» What the task requires:
Find the lines of the records in which the word "Gbps" appears and report how many there are, as a number alone.

Dataset rows describing interfaces:

○ ○ ○ ○

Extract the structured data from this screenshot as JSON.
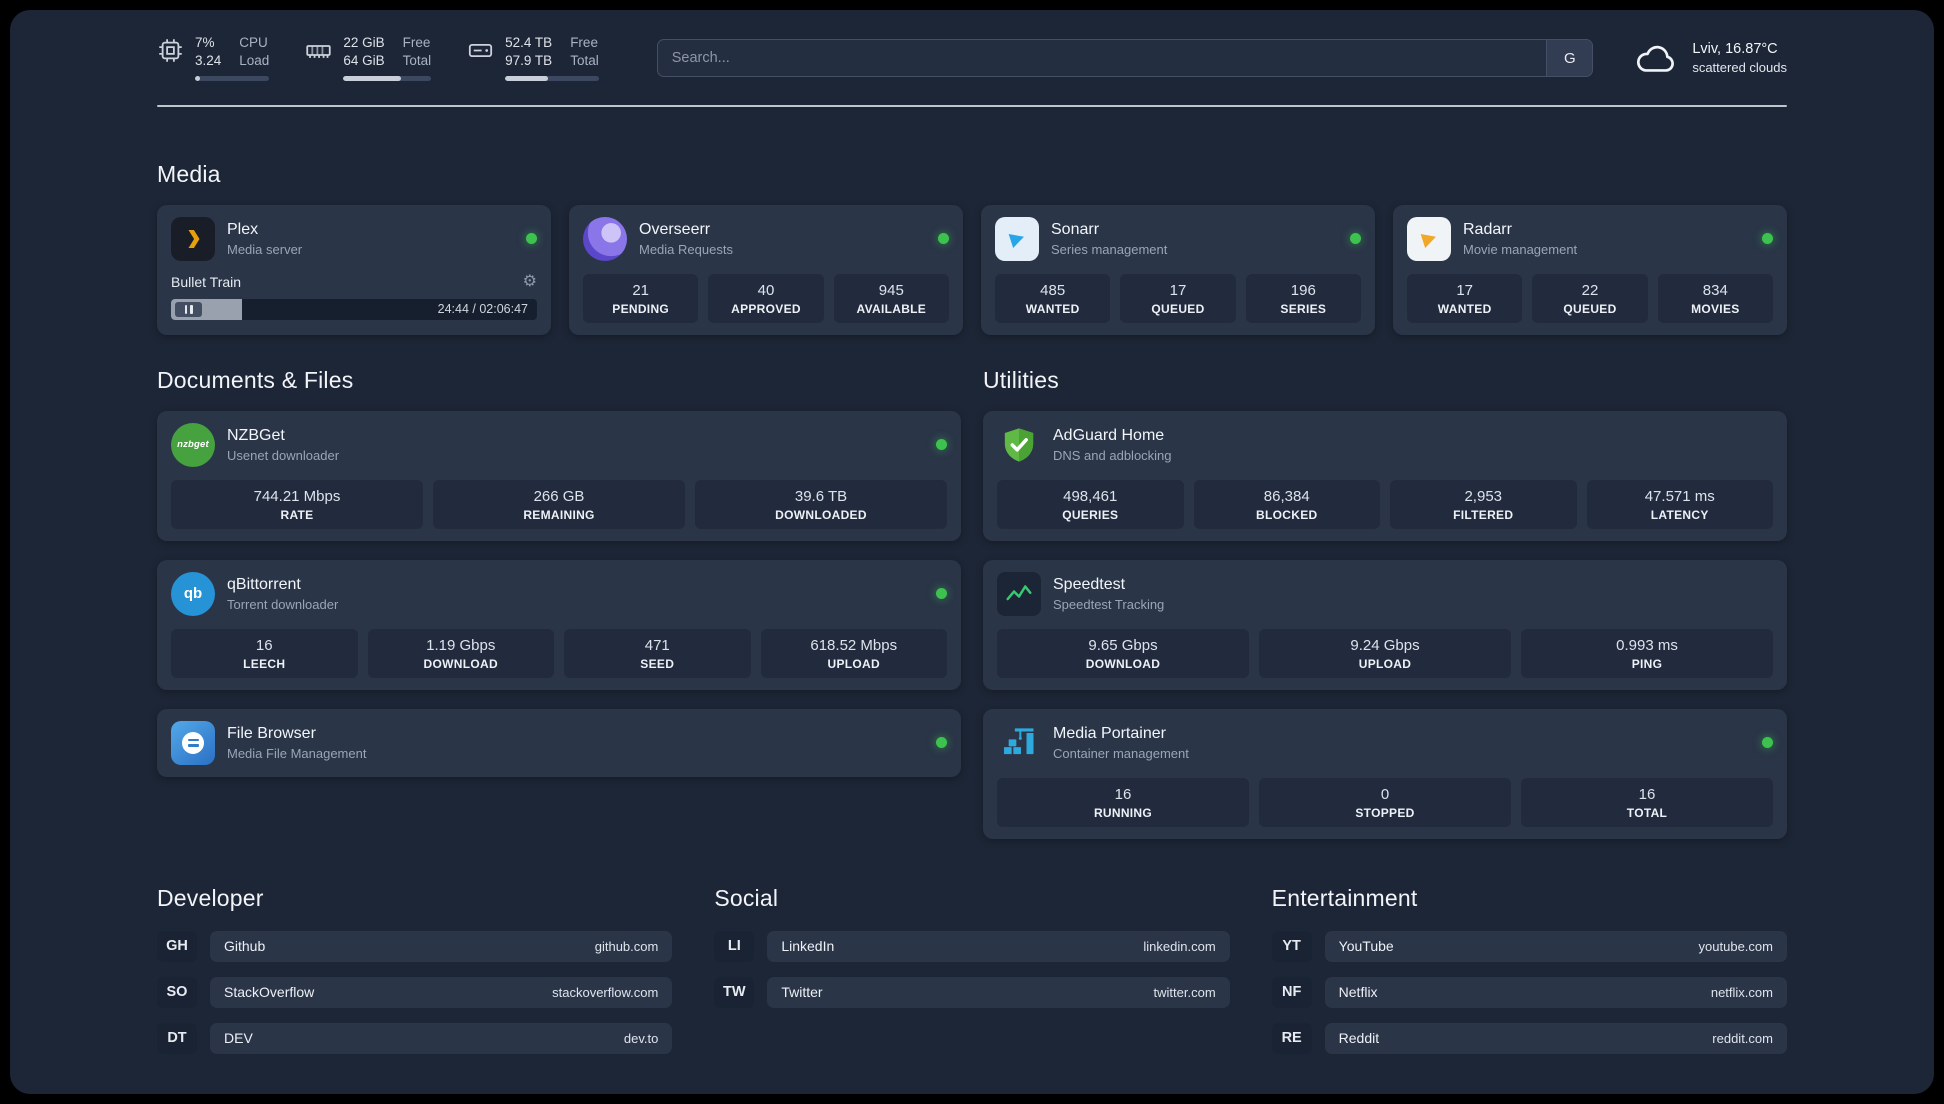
{
  "colors": {
    "background": "#1d2636",
    "card": "#2a3548",
    "tile": "#212b3d",
    "status_online": "#3ec24f",
    "divider": "#cdd2da"
  },
  "icons": {
    "gear": "⚙",
    "nzbget_text": "nzbget",
    "qb_text": "qb"
  },
  "header": {
    "cpu": {
      "line1": "7%",
      "line2": "3.24",
      "lab1": "CPU",
      "lab2": "Load",
      "bar_pct": 7
    },
    "ram": {
      "line1": "22 GiB",
      "line2": "64 GiB",
      "lab1": "Free",
      "lab2": "Total",
      "bar_pct": 66
    },
    "disk": {
      "line1": "52.4 TB",
      "line2": "97.9 TB",
      "lab1": "Free",
      "lab2": "Total",
      "bar_pct": 46
    },
    "search": {
      "placeholder": "Search...",
      "button_label": "G"
    },
    "weather": {
      "location": "Lviv, 16.87°C",
      "condition": "scattered clouds"
    }
  },
  "sections": {
    "media": {
      "title": "Media",
      "plex": {
        "name": "Plex",
        "subtitle": "Media server",
        "now_playing": "Bullet Train",
        "time": "24:44 / 02:06:47",
        "progress_pct": 19.5
      },
      "overseerr": {
        "name": "Overseerr",
        "subtitle": "Media Requests",
        "stats": [
          {
            "value": "21",
            "label": "PENDING"
          },
          {
            "value": "40",
            "label": "APPROVED"
          },
          {
            "value": "945",
            "label": "AVAILABLE"
          }
        ]
      },
      "sonarr": {
        "name": "Sonarr",
        "subtitle": "Series management",
        "stats": [
          {
            "value": "485",
            "label": "WANTED"
          },
          {
            "value": "17",
            "label": "QUEUED"
          },
          {
            "value": "196",
            "label": "SERIES"
          }
        ]
      },
      "radarr": {
        "name": "Radarr",
        "subtitle": "Movie management",
        "stats": [
          {
            "value": "17",
            "label": "WANTED"
          },
          {
            "value": "22",
            "label": "QUEUED"
          },
          {
            "value": "834",
            "label": "MOVIES"
          }
        ]
      }
    },
    "documents": {
      "title": "Documents & Files",
      "nzbget": {
        "name": "NZBGet",
        "subtitle": "Usenet downloader",
        "stats": [
          {
            "value": "744.21 Mbps",
            "label": "RATE"
          },
          {
            "value": "266 GB",
            "label": "REMAINING"
          },
          {
            "value": "39.6 TB",
            "label": "DOWNLOADED"
          }
        ]
      },
      "qbittorrent": {
        "name": "qBittorrent",
        "subtitle": "Torrent downloader",
        "stats": [
          {
            "value": "16",
            "label": "LEECH"
          },
          {
            "value": "1.19 Gbps",
            "label": "DOWNLOAD"
          },
          {
            "value": "471",
            "label": "SEED"
          },
          {
            "value": "618.52 Mbps",
            "label": "UPLOAD"
          }
        ]
      },
      "filebrowser": {
        "name": "File Browser",
        "subtitle": "Media File Management"
      }
    },
    "utilities": {
      "title": "Utilities",
      "adguard": {
        "name": "AdGuard Home",
        "subtitle": "DNS and adblocking",
        "stats": [
          {
            "value": "498,461",
            "label": "QUERIES"
          },
          {
            "value": "86,384",
            "label": "BLOCKED"
          },
          {
            "value": "2,953",
            "label": "FILTERED"
          },
          {
            "value": "47.571 ms",
            "label": "LATENCY"
          }
        ]
      },
      "speedtest": {
        "name": "Speedtest",
        "subtitle": "Speedtest Tracking",
        "stats": [
          {
            "value": "9.65 Gbps",
            "label": "DOWNLOAD"
          },
          {
            "value": "9.24 Gbps",
            "label": "UPLOAD"
          },
          {
            "value": "0.993 ms",
            "label": "PING"
          }
        ]
      },
      "portainer": {
        "name": "Media Portainer",
        "subtitle": "Container management",
        "stats": [
          {
            "value": "16",
            "label": "RUNNING"
          },
          {
            "value": "0",
            "label": "STOPPED"
          },
          {
            "value": "16",
            "label": "TOTAL"
          }
        ]
      }
    },
    "bookmarks": {
      "developer": {
        "title": "Developer",
        "items": [
          {
            "abbr": "GH",
            "name": "Github",
            "url": "github.com"
          },
          {
            "abbr": "SO",
            "name": "StackOverflow",
            "url": "stackoverflow.com"
          },
          {
            "abbr": "DT",
            "name": "DEV",
            "url": "dev.to"
          }
        ]
      },
      "social": {
        "title": "Social",
        "items": [
          {
            "abbr": "LI",
            "name": "LinkedIn",
            "url": "linkedin.com"
          },
          {
            "abbr": "TW",
            "name": "Twitter",
            "url": "twitter.com"
          }
        ]
      },
      "entertainment": {
        "title": "Entertainment",
        "items": [
          {
            "abbr": "YT",
            "name": "YouTube",
            "url": "youtube.com"
          },
          {
            "abbr": "NF",
            "name": "Netflix",
            "url": "netflix.com"
          },
          {
            "abbr": "RE",
            "name": "Reddit",
            "url": "reddit.com"
          }
        ]
      }
    }
  }
}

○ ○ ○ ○

» Written answer:
3